A group congregated on the steps of the Statehouse on June 4, South Carolina's firearm safety awareness day, to call for state and federal legislators to support violence intervention programs and pass stricter gun laws.
Supporters were asked to wear orange as a part of the “Wear Orange” campaign which encourages an annual act of advocacy against gun violence during the first weekend of June.
“I see many of us out here with a color of orange on. The color orange means enthusiasm. But you know what it really stands for? Change,” Aaron Bishop, the commissioner for the Richland County School District One school board, said.

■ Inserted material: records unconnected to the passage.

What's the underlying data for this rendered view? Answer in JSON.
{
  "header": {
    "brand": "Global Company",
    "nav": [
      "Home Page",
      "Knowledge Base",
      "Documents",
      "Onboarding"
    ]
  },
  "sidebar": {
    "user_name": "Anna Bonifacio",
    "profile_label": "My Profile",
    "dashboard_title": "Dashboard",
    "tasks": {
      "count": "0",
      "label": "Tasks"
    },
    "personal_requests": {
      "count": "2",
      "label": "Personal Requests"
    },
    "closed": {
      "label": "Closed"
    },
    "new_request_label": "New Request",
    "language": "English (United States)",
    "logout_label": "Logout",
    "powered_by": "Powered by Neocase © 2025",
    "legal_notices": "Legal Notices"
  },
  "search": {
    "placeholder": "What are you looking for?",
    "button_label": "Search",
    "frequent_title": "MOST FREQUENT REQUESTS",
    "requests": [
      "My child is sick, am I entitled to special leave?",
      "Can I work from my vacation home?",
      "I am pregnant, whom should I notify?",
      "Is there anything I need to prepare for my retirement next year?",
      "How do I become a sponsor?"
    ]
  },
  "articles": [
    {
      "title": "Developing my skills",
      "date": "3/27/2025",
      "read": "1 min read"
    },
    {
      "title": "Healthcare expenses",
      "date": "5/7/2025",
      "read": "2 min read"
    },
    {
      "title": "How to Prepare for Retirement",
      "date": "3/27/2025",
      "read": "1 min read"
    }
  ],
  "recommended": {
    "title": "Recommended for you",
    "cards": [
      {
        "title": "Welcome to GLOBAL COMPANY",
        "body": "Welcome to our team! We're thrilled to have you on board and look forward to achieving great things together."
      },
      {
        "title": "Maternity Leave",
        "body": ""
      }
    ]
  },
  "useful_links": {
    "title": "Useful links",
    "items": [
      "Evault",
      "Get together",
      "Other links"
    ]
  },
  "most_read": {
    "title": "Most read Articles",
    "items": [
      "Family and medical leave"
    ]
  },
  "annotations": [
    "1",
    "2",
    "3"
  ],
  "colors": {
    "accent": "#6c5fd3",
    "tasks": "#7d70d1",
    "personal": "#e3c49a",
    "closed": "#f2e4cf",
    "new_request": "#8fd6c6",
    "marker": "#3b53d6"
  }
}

Bishop was one of a number of local leaders from organizations such as the National Association for the Advancement of Colored People (NAACP), Building Better Communities and Moms Demand Action who spoke to the crowd to encourage stricter gun laws and violence prevention.
The rally comes after a mass shooting at an elementary school in Uvalde, Texas, on May 14, where 19 children and two teachers were killed.
“As we like to say, we fight like mothers for our loved ones.” Arlene Andrews, the election lead for South Carolina’s chapter of Moms Demand Action, said. “Gun violence has become the number one cause of death for children and youth in America. I mean, the outrage of that, and the inaction by elected officials in certain places is beyond belief.”
At the rally, Rep. Jermaine Johnson (D-Richland) asked the crowd to support his house bill which would require individuals to report a loss of a firearm within 24 hours in order to prevent misuse. He said that young people are a necessary part of the gun control movement.
“You really are the future, and young people need to understand that you too can be victims of some of these senseless acts of gun violence,” Johnson said. “We need you because we are dying at this point.”
Graduate chemistry student Nuwanthaka Jayaweera came to the rally with a group of other USC chemistry students. The group wore orange and held signs to show their support.
“Sitting around would not do anything. So we have to raise our voice to at least do something,” Nuwanthaka Jayaweera said.
Nuwanthaka Jayaweera was inspired to attend the rally by his wife, Kamae Jayaweera, an eighth-grade teacher in Richland One.
“I just walk into school thinking like any day, it could be me and my kids. And I hate that that's the reality that I have to teach them, but that's the reality that they have to grow up in,” Kamae Jayaweera said.
Nuwanthaka Jayaweera said he thinks it is important that other educated individuals take action in order to make a difference.
“(Legislators) will figure it out. There's some movement here,” Nuwanthaka Jayaweera said. “So, look at this crowd and look at what is going on and then plan your future. If not, you will go down as well.”